Report each line from the listing that the string "xxkt" appears in.

◇ ◇ ◇ ◇

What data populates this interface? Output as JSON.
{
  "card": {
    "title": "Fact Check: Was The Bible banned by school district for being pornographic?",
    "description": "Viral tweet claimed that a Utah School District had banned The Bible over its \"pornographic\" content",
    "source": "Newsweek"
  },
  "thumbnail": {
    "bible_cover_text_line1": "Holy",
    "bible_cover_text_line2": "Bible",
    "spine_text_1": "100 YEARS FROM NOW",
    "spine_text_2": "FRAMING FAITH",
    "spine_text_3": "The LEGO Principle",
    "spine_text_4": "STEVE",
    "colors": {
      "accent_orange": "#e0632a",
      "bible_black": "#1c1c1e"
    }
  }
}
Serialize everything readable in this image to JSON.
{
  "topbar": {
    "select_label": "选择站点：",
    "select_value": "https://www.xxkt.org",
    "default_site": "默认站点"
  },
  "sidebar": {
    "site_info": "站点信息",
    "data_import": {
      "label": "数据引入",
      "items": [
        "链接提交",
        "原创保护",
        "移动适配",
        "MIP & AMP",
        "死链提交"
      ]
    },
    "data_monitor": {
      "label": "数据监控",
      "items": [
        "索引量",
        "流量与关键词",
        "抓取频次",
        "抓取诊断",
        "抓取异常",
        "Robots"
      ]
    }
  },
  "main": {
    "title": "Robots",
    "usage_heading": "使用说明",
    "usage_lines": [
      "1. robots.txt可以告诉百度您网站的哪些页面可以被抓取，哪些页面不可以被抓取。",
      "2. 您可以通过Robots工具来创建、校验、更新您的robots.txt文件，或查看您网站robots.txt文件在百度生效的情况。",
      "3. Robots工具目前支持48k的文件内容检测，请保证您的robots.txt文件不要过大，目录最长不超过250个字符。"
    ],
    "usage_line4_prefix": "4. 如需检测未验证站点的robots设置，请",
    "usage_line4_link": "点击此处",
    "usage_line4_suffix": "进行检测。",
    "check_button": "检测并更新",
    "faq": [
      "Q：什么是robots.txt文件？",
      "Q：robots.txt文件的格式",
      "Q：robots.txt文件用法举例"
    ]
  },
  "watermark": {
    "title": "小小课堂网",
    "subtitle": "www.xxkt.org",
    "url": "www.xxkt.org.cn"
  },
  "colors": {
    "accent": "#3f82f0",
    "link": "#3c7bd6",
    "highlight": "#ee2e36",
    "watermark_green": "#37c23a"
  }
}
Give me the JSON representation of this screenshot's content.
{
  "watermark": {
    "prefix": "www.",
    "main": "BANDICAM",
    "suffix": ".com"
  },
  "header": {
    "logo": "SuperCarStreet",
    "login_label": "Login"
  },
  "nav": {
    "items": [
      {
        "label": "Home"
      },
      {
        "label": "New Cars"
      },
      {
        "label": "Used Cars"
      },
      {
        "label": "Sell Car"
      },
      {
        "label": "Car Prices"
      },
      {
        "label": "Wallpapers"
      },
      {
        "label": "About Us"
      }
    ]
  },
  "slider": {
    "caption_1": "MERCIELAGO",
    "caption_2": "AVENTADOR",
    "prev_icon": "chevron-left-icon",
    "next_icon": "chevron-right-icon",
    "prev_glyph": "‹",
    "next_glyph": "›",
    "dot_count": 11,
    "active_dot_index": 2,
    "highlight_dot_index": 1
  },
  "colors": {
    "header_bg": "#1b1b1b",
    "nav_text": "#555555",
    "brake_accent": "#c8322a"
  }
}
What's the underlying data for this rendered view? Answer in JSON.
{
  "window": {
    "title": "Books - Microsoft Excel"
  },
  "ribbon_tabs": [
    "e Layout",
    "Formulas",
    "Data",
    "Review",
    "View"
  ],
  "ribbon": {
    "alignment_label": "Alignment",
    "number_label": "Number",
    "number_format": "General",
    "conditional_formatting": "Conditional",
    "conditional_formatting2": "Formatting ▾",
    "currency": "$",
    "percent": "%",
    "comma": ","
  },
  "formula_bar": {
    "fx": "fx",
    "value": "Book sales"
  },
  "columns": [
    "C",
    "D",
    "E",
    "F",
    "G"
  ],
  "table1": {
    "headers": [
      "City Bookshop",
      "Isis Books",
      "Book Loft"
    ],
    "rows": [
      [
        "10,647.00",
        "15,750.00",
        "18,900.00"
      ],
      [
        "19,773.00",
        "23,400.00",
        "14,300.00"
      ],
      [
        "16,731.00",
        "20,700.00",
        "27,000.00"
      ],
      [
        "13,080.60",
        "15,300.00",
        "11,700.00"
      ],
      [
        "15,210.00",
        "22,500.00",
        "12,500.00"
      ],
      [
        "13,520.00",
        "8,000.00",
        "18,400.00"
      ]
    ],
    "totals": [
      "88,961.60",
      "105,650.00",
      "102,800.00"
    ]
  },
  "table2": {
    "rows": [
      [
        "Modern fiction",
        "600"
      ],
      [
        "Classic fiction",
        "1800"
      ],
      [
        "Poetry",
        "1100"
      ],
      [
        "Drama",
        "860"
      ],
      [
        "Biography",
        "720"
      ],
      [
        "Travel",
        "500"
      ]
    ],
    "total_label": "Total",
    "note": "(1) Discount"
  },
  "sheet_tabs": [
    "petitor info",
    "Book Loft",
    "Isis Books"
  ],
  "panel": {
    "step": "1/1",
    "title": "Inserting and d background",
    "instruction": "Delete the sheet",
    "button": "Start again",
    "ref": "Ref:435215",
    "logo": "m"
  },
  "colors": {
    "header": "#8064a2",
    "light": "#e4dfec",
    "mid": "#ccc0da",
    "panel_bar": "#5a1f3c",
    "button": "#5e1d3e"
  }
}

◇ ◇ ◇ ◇

Exercise output:
    "select_value": "https://www.xxkt.org",
    "subtitle": "www.xxkt.org",
    "url": "www.xxkt.org.cn"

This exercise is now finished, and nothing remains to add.